***

A young Hank, maybe 11 or 12 stared back at me from the photo on Marjorie Hake’s wall. I’d seen it many times over the years since I’d been bringing Jackson to visit his grandmother and each time I studied I wondered what path Hank’s life had taken to transform him from innocent to broken. I’d brought Jackson to see his grandmother after his first day of Kindergarten. He’d been excited to tell her about his day and then darted outside to play with a homemade cookie in his hand.

A teacup clinked in a dish behind me. “It seems so long ago,” Marjorie said. “A lifetime ago, really.”

“Do you ever hear from him?”

“No. Never. And I’m never sure if that’s a good thing or a bad thing. Eloise Carter told me last year her son had seen him in a bar in Syracuse maybe two years ago and he said he was moving out west. That’s all I know.” She looked at the photo as I sat down across from her. Still. After all these years. That’s all I know about him.”

“He wasn’t always so angry and selfish, you know. He was a good boy, always willing to help me around the house, take care of his little brother, protect me from Henry. He could never make his father happy, though. Never.”

Tears pooled in her eyes. “I truly think inside he’s a lost little boy who doesn’t know how to tame the emotions raging inside him. Not that any of this excuses how he acted, how he treated you. It never will. But it is a little insight into what transformed him into who he became, I suppose. If only I’d . . .”

She sipped her tea and shrugged. “Well, that’s in the past. Nothing can be done to change the past. I’m beginning to accept that life doesn’t always turn out the way we hoped or expected. And life is getting better now, brighter even, despite all the mistakes I made and all I’ve lost. Did I tell you I joined the garden club?”

“No, what does a garden club do?”

Marjorie laughed, and pushed a strand of her chin length hair behind her ear. “We talk about gardens and what we should do with our gardens and how to grow gardens.

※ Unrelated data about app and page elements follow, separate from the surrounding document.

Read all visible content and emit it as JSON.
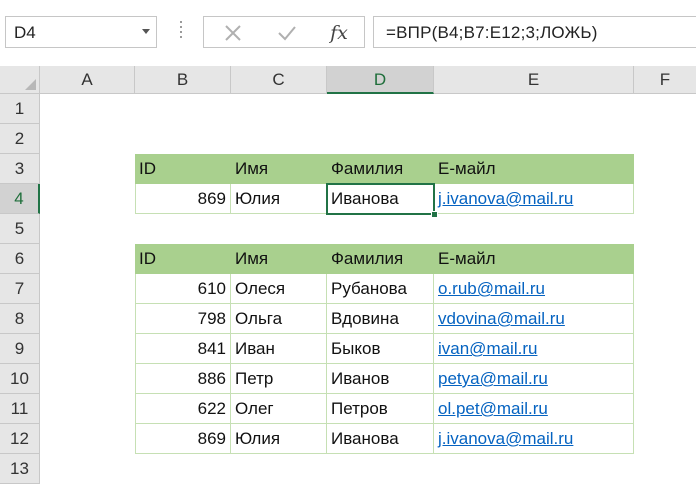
{
  "name_box": "D4",
  "formula": "=ВПР(B4;B7:E12;3;ЛОЖЬ)",
  "fx_label": "fx",
  "columns": [
    "A",
    "B",
    "C",
    "D",
    "E",
    "F"
  ],
  "rows": [
    "1",
    "2",
    "3",
    "4",
    "5",
    "6",
    "7",
    "8",
    "9",
    "10",
    "11",
    "12",
    "13"
  ],
  "selected_cell": "D4",
  "lookup_table": {
    "headers": [
      "ID",
      "Имя",
      "Фамилия",
      "E-майл"
    ],
    "row": {
      "id": "869",
      "name": "Юлия",
      "surname": "Иванова",
      "email": "j.ivanova@mail.ru"
    }
  },
  "data_table": {
    "headers": [
      "ID",
      "Имя",
      "Фамилия",
      "E-майл"
    ],
    "rows": [
      {
        "id": "610",
        "name": "Олеся",
        "surname": "Рубанова",
        "email": "o.rub@mail.ru"
      },
      {
        "id": "798",
        "name": "Ольга",
        "surname": "Вдовина",
        "email": "vdovina@mail.ru"
      },
      {
        "id": "841",
        "name": "Иван",
        "surname": "Быков",
        "email": "ivan@mail.ru"
      },
      {
        "id": "886",
        "name": "Петр",
        "surname": "Иванов",
        "email": "petya@mail.ru"
      },
      {
        "id": "622",
        "name": "Олег",
        "surname": "Петров",
        "email": "ol.pet@mail.ru"
      },
      {
        "id": "869",
        "name": "Юлия",
        "surname": "Иванова",
        "email": "j.ivanova@mail.ru"
      }
    ]
  },
  "colors": {
    "header_fill": "#a9d08e",
    "accent": "#217346",
    "link": "#0563c1"
  }
}
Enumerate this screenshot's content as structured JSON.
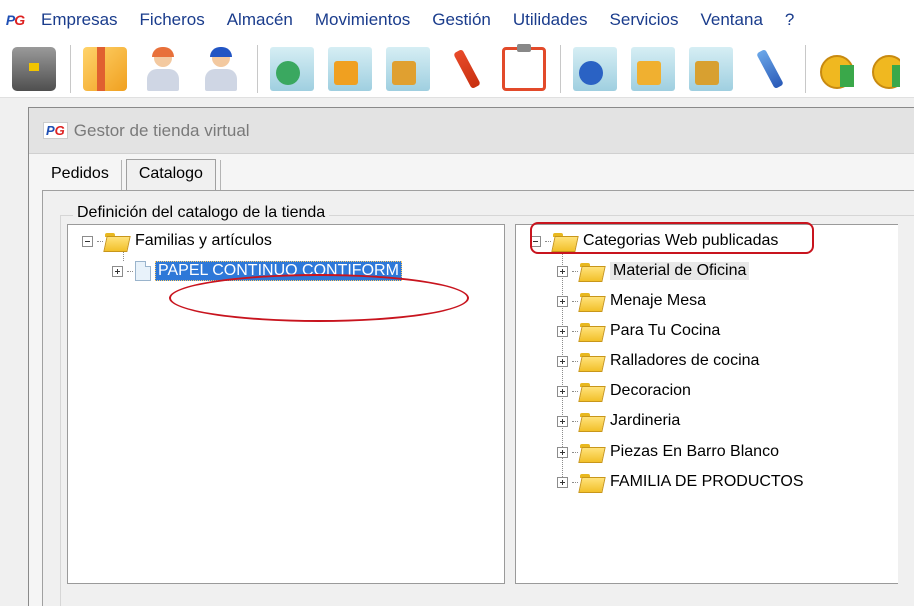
{
  "menubar": {
    "logo": "PG",
    "items": [
      "Empresas",
      "Ficheros",
      "Almacén",
      "Movimientos",
      "Gestión",
      "Utilidades",
      "Servicios",
      "Ventana",
      "?"
    ]
  },
  "toolbar": {
    "icons": [
      "briefcase-icon",
      "box-icon",
      "customer-icon",
      "supplier-icon",
      "order-check-icon",
      "delivery-note-icon",
      "invoice-check-icon",
      "pen-icon",
      "clipboard-icon",
      "purchase-check-icon",
      "purchase-box-icon",
      "purchase-delivery-icon",
      "blue-pen-icon",
      "coins-up-icon",
      "coins-icon"
    ]
  },
  "window": {
    "logo": "PG",
    "title": "Gestor de tienda virtual",
    "tabs": [
      {
        "label": "Pedidos"
      },
      {
        "label": "Catalogo"
      }
    ],
    "group_title": "Definición del catalogo de la tienda",
    "left_tree": {
      "root": "Familias y artículos",
      "children": [
        {
          "label": "PAPEL CONTINUO CONTIFORM",
          "selected": true
        }
      ]
    },
    "right_tree": {
      "root": "Categorias Web publicadas",
      "children": [
        {
          "label": "Material de Oficina"
        },
        {
          "label": "Menaje Mesa"
        },
        {
          "label": "Para Tu Cocina"
        },
        {
          "label": "Ralladores de cocina"
        },
        {
          "label": "Decoracion"
        },
        {
          "label": "Jardineria"
        },
        {
          "label": "Piezas En Barro Blanco"
        },
        {
          "label": "FAMILIA DE PRODUCTOS"
        }
      ]
    }
  },
  "annotation_color": "#c8141e"
}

It’s very titillating conversation.”

I sat across from her and stirred cream into my tea. “Marjorie, I’ve never told Jackson about Hank.”

She looked at me, tea cup braced between her hands. “I know,” she said. “And I haven’t either. I can’t imagine what we’d say to him. He’s too young to understand. Maybe someday, but not now. I think it’s the right thing, keeping his father a topic to be discussed when he’s older.”

Sunlight poured across Marjorie’s dining room, wallpaper with pink roses she’d had installed the year after her husband died. She wanted to change everything about her life, she said, and after the bright wallpaper and hardwood floors, she’d had her hair cut short into a modern bob. When Edith spun the chair around so Marjorie could see herself in the mirror the reaction was visceral and sudden. Her head fell into her hands and she cried at the transformation. It was a visual representation of her internal revolution.

Out the dining room window in the backyard, Jackson drove his dump trucks through the mud, the front of his shirt and jeans stained brown.

Marjorie reached over and laid her hand over mine. “I know I’ve said it before, Blanche, but thank you so much for bringing Jackson to see me. Watching him grow up has been such a blessing and has filled so many empty places in my heart.”

“Actually, Marjorie,” I said, squeezing her hand. “Our visits have done the same for me.”